BOGOTA, Colombia — She’s been described as an angel. A brave woman who makes Herculean efforts to gain the freedom of others. A devil in disguise who promotes the causes of rebel groups. A traitor who hurls critiques of the government.
Piedad Cordoba, a Colombian opposition senator, is one of the country’s most polemic figures. Predicated by many to be this year’s Nobel Peace Prize winner, her nomination both inspired hope among her supporters for renewed prospects for peace and triggered venomous reactions, bringing to light the deep divisions over how to find peace here.
Cordoba was nominated for the prize in recognition of her efforts to seek a peaceful solution to Colombia’s decades-long conflict and her role in negotiating the release of hostages held for years by guerrillas in the country’s punishing jungles.
She has had unrivaled success in securing the release of 12 hostages since 2007, politicians and armed forces members among them.
“When I was kidnapped, there was a moment of great desperation because there was no light for one to think about liberation,” said Alan Jara, a former governor held hostage for over seven years. But in 2008, he heard over the radio that Senator Cordoba was pushing for his and other hostages’ release. “In this moment, Piedad became an angel who could carry me to freedom.”

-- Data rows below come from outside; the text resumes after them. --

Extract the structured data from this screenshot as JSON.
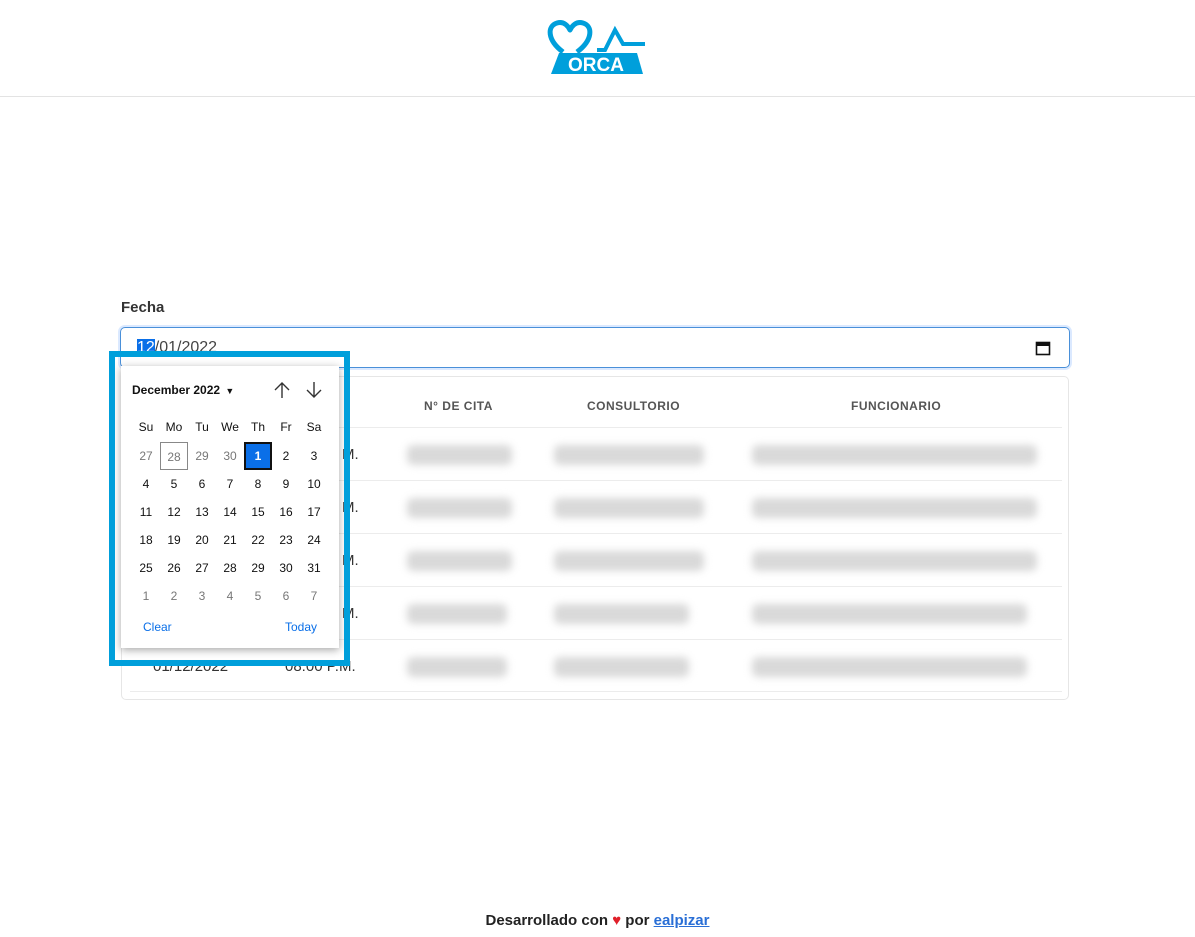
{
  "header": {
    "logo_text": "ORCA"
  },
  "form": {
    "fecha_label": "Fecha",
    "date_selected_part": "12",
    "date_rest": "/01/2022"
  },
  "table": {
    "headers": [
      "N° DE CITA",
      "CONSULTORIO",
      "FUNCIONARIO"
    ],
    "rows": [
      {
        "fecha": "",
        "hora": "M."
      },
      {
        "fecha": "",
        "hora": "M."
      },
      {
        "fecha": "",
        "hora": "M."
      },
      {
        "fecha": "",
        "hora": "M."
      },
      {
        "fecha": "01/12/2022",
        "hora": "08:00 P.M."
      }
    ]
  },
  "picker": {
    "month_label": "December 2022",
    "weekdays": [
      "Su",
      "Mo",
      "Tu",
      "We",
      "Th",
      "Fr",
      "Sa"
    ],
    "weeks": [
      [
        "27",
        "28",
        "29",
        "30",
        "1",
        "2",
        "3"
      ],
      [
        "4",
        "5",
        "6",
        "7",
        "8",
        "9",
        "10"
      ],
      [
        "11",
        "12",
        "13",
        "14",
        "15",
        "16",
        "17"
      ],
      [
        "18",
        "19",
        "20",
        "21",
        "22",
        "23",
        "24"
      ],
      [
        "25",
        "26",
        "27",
        "28",
        "29",
        "30",
        "31"
      ],
      [
        "1",
        "2",
        "3",
        "4",
        "5",
        "6",
        "7"
      ]
    ],
    "clear_label": "Clear",
    "today_label": "Today"
  },
  "footer": {
    "text_before": "Desarrollado con",
    "heart": "♥",
    "text_mid": "por",
    "link": "ealpizar"
  },
  "colors": {
    "brand": "#009fdb",
    "accent": "#0a6fe8",
    "heart": "#e0202a"
  },
  "icons": [
    "orca-logo-icon",
    "calendar-icon",
    "chevron-down-icon",
    "arrow-up-icon",
    "arrow-down-icon",
    "heart-icon"
  ]
}
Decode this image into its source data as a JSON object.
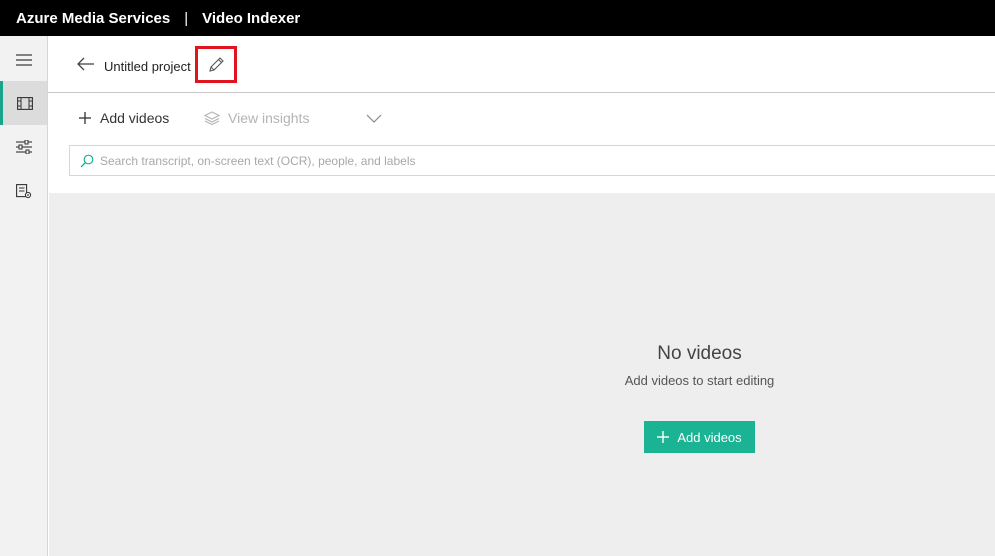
{
  "topbar": {
    "brand": "Azure Media Services",
    "separator": "|",
    "product": "Video Indexer"
  },
  "nav": {
    "items": [
      {
        "icon": "hamburger-icon"
      },
      {
        "icon": "film-icon",
        "active": true
      },
      {
        "icon": "sliders-icon"
      },
      {
        "icon": "document-settings-icon"
      }
    ]
  },
  "header": {
    "project_title": "Untitled project",
    "back_icon": "arrow-left-icon",
    "edit_icon": "pencil-icon"
  },
  "toolbar": {
    "add_videos_label": "Add videos",
    "view_insights_label": "View insights",
    "view_insights_disabled": true
  },
  "search": {
    "placeholder": "Search transcript, on-screen text (OCR), people, and labels",
    "value": ""
  },
  "empty_state": {
    "title": "No videos",
    "subtitle": "Add videos to start editing",
    "button_label": "Add videos"
  },
  "colors": {
    "accent": "#1ab394",
    "highlight_box": "#e0141e",
    "topbar_bg": "#000000",
    "main_bg": "#eeeeee"
  }
}
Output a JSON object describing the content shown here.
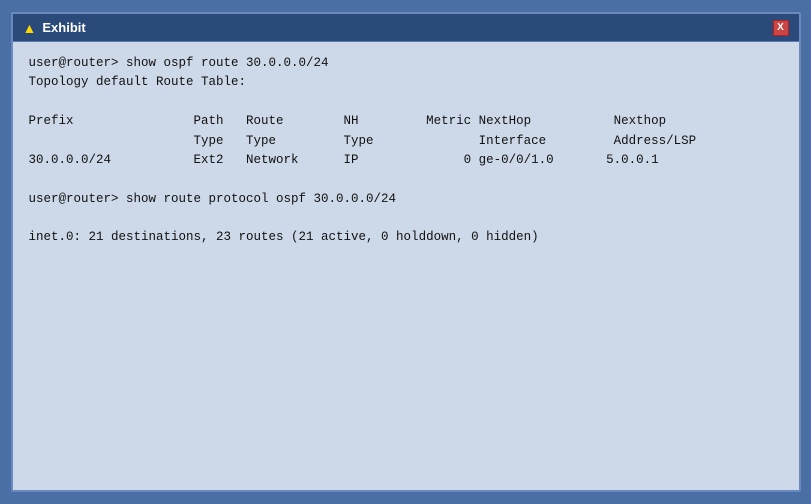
{
  "window": {
    "title": "Exhibit",
    "close_label": "X"
  },
  "terminal": {
    "lines": [
      "user@router> show ospf route 30.0.0.0/24",
      "Topology default Route Table:",
      "",
      "Prefix                Path   Route        NH         Metric NextHop           Nexthop",
      "                      Type   Type         Type              Interface         Address/LSP",
      "30.0.0.0/24           Ext2   Network      IP              0 ge-0/0/1.0       5.0.0.1",
      "",
      "user@router> show route protocol ospf 30.0.0.0/24",
      "",
      "inet.0: 21 destinations, 23 routes (21 active, 0 holddown, 0 hidden)"
    ]
  }
}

The Medellin native of mixed white and Afro-Colombian parents has the ability to incite strong reaction from both ends of the political spectrum. Articles on the web announcing that Cordoba was likely to become the first Colombian to win the Peace Prize prompted thousands of comments within a day, accusing the potential prize of becoming a triumph for terrorism or bringing shame to Colombia, for example. In addition to the hundreds of Facebook groups already dedicated in support or against Cordoba, a new one calling for the rejection of her nomination drew over 50,000 members.
The 54-year-old lawyer has long pushed for a humanitarian agreement whereby kidnap victims of the Revolutionary Armed Forces of Colombia (FARC), Colombia’s largest rebel group, would be exchanged for jailed guerrilla members.
But the proposal grates against the hardline policies of President Alvaro Uribe, who has argued that negotiations would only legitimize the FARC, and has instead opted to defeat Latin America’s oldest rebel group by military offensives and encouraging defection of its members.
Cordoba has accused Uribe of stonewalling efforts to peacefully end the armed conflict and controlling “who lives and who dies” when he has rejected or slowed hostage releases because the FARC’s offers hinge on the president’s appointment of Cordoba as an interlocutor.
Jara remembers a FARC commander telling him that “if it wouldn’t be Piedad Cordoba, there wouldn’t be a handover.”
It is that confidence the FARC have placed in Cordoba that has, on the one hand, allowed for the release of several kidnapping victims, but on the other incited mistrust of Cordoba among many Colombians who accuse her of being a FARC ally, arguing she helps improve the rebels’ image when she facilitates hostage liberations.
“Her relationship with the FARC is something that unsettles us and worries us very much,” said Senator Juan Carlos Velez, of Uribe’s “U” party. After Cordoba traveled to a FARC camp to discuss a humanitarian exchange, photos that emerged of her with the former leader of the rebel group, Raul Reyes, set off more accusations that she was a FARC member playing the role of senator. Her friendship with the Venezuelan president, Hugo Chavez, has drawn further ire.
Email correspondence between her and Reyes was allegedly discovered by authorities when Reyes' computer was confiscated following a military bombing that killed him. Based on this, she is under investigation at the Attorney General's office for complicity with a guerrilla.
“Piedad represents an independent voice that is trustworthy for the FARC, but that doesn’t mean she is of the FARC,” warns Gerson Arias, an analyst with the business-sponsored research institute Ideas for Peace.
Many accuse Cordoba of political opportunism in trying to secure hostage releases, while to others it is clear her risky trips to FARC jungle camps and her firm position on a humanitarian exchange, unpopular with the government, have come at great personal and political sacrifice.
“To work for freedom and peace under these circumstances is not a political cause that produces votes,” Lara explained, adding that Cordoda's activities put her at considerable personal risk.
In 1999, Cordoba was kidnapped for several weeks by Carlos Castano, the former leader of the Self-Defense Forces of Colombia, the umbrella group of right-wing paramilitaries who have officially demobilized. Following her release, she sought asylum in Canada but returned to Colombia to resume her political life. She later survived two assassination attempts.
Had Cordoba won the Nobel Peace Prize, many had hoped it would draw more international attention to the armed conflict in Colombia and build support for a political solution. “We have to finish this conflict with words and with dialogue,” Cordoba said.
She is not concerned by the myriad reactions that her continuing efforts will likely provoke. “If I have to return to the FARC and have a photo taken, I’ll do it again.”